> [YOUR ASSIGNMENT]
Your job is to print the listing exactly.

> [DATA SUPPLIED]
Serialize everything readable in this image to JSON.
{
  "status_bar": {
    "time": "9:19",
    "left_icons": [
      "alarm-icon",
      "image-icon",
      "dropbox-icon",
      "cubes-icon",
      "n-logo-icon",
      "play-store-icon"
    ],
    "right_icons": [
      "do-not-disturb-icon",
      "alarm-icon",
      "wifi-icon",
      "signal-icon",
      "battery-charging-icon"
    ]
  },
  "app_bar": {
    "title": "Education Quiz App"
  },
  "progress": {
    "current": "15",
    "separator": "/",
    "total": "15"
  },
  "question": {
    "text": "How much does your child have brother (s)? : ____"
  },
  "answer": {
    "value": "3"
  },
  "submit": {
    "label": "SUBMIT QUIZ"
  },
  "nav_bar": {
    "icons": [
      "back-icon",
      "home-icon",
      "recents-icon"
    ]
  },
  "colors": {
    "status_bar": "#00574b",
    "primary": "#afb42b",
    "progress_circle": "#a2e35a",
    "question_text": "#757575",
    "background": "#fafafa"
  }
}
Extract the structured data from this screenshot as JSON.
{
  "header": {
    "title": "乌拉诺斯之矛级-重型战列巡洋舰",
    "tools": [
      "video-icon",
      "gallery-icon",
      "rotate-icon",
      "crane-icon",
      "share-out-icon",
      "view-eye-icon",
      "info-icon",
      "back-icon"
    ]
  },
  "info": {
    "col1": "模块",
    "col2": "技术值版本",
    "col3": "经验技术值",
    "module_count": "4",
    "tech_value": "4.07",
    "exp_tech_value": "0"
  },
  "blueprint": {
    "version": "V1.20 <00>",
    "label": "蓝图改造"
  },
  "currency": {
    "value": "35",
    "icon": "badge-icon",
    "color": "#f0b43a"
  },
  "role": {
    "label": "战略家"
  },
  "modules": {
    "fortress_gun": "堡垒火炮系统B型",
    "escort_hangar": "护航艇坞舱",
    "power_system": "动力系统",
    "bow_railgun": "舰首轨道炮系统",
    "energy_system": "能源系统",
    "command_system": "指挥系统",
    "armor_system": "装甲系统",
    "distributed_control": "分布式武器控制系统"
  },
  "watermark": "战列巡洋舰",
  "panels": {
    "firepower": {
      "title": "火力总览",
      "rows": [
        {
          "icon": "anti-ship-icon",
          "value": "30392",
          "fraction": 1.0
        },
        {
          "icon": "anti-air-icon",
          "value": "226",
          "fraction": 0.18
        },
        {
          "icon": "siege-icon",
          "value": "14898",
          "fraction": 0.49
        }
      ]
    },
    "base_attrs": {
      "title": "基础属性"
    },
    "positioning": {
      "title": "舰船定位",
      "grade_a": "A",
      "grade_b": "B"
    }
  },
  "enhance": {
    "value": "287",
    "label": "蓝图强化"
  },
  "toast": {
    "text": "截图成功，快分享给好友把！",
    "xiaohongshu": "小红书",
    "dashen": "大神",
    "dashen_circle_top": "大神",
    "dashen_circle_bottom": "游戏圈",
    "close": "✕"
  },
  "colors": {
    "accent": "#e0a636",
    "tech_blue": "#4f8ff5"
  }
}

> [SOLUTION FOR THIS PROBLEM]
Serialize everything readable in this image to JSON.
{
  "status_bar": {
    "time": "9:19",
    "left_icons": [
      "alarm-icon",
      "image-icon",
      "dropbox-icon",
      "cubes-icon",
      "n-logo-icon",
      "play-store-icon"
    ],
    "right_icons": [
      "do-not-disturb-icon",
      "alarm-icon",
      "wifi-icon",
      "signal-icon",
      "battery-charging-icon"
    ]
  },
  "app_bar": {
    "title": "Education Quiz App"
  },
  "progress": {
    "current": "15",
    "separator": "/",
    "total": "15"
  },
  "question": {
    "text": "How much does your child have brother (s)? : ____"
  },
  "answer": {
    "value": "3"
  },
  "submit": {
    "label": "SUBMIT QUIZ"
  },
  "nav_bar": {
    "icons": [
      "back-icon",
      "home-icon",
      "recents-icon"
    ]
  },
  "colors": {
    "status_bar": "#00574b",
    "primary": "#afb42b",
    "progress_circle": "#a2e35a",
    "question_text": "#757575",
    "background": "#fafafa"
  }
}
Extract the structured data from this screenshot as JSON.
{
  "header": {
    "title": "乌拉诺斯之矛级-重型战列巡洋舰",
    "tools": [
      "video-icon",
      "gallery-icon",
      "rotate-icon",
      "crane-icon",
      "share-out-icon",
      "view-eye-icon",
      "info-icon",
      "back-icon"
    ]
  },
  "info": {
    "col1": "模块",
    "col2": "技术值版本",
    "col3": "经验技术值",
    "module_count": "4",
    "tech_value": "4.07",
    "exp_tech_value": "0"
  },
  "blueprint": {
    "version": "V1.20 <00>",
    "label": "蓝图改造"
  },
  "currency": {
    "value": "35",
    "icon": "badge-icon",
    "color": "#f0b43a"
  },
  "role": {
    "label": "战略家"
  },
  "modules": {
    "fortress_gun": "堡垒火炮系统B型",
    "escort_hangar": "护航艇坞舱",
    "power_system": "动力系统",
    "bow_railgun": "舰首轨道炮系统",
    "energy_system": "能源系统",
    "command_system": "指挥系统",
    "armor_system": "装甲系统",
    "distributed_control": "分布式武器控制系统"
  },
  "watermark": "战列巡洋舰",
  "panels": {
    "firepower": {
      "title": "火力总览",
      "rows": [
        {
          "icon": "anti-ship-icon",
          "value": "30392",
          "fraction": 1.0
        },
        {
          "icon": "anti-air-icon",
          "value": "226",
          "fraction": 0.18
        },
        {
          "icon": "siege-icon",
          "value": "14898",
          "fraction": 0.49
        }
      ]
    },
    "base_attrs": {
      "title": "基础属性"
    },
    "positioning": {
      "title": "舰船定位",
      "grade_a": "A",
      "grade_b": "B"
    }
  },
  "enhance": {
    "value": "287",
    "label": "蓝图强化"
  },
  "toast": {
    "text": "截图成功，快分享给好友把！",
    "xiaohongshu": "小红书",
    "dashen": "大神",
    "dashen_circle_top": "大神",
    "dashen_circle_bottom": "游戏圈",
    "close": "✕"
  },
  "colors": {
    "accent": "#e0a636",
    "tech_blue": "#4f8ff5"
  }
}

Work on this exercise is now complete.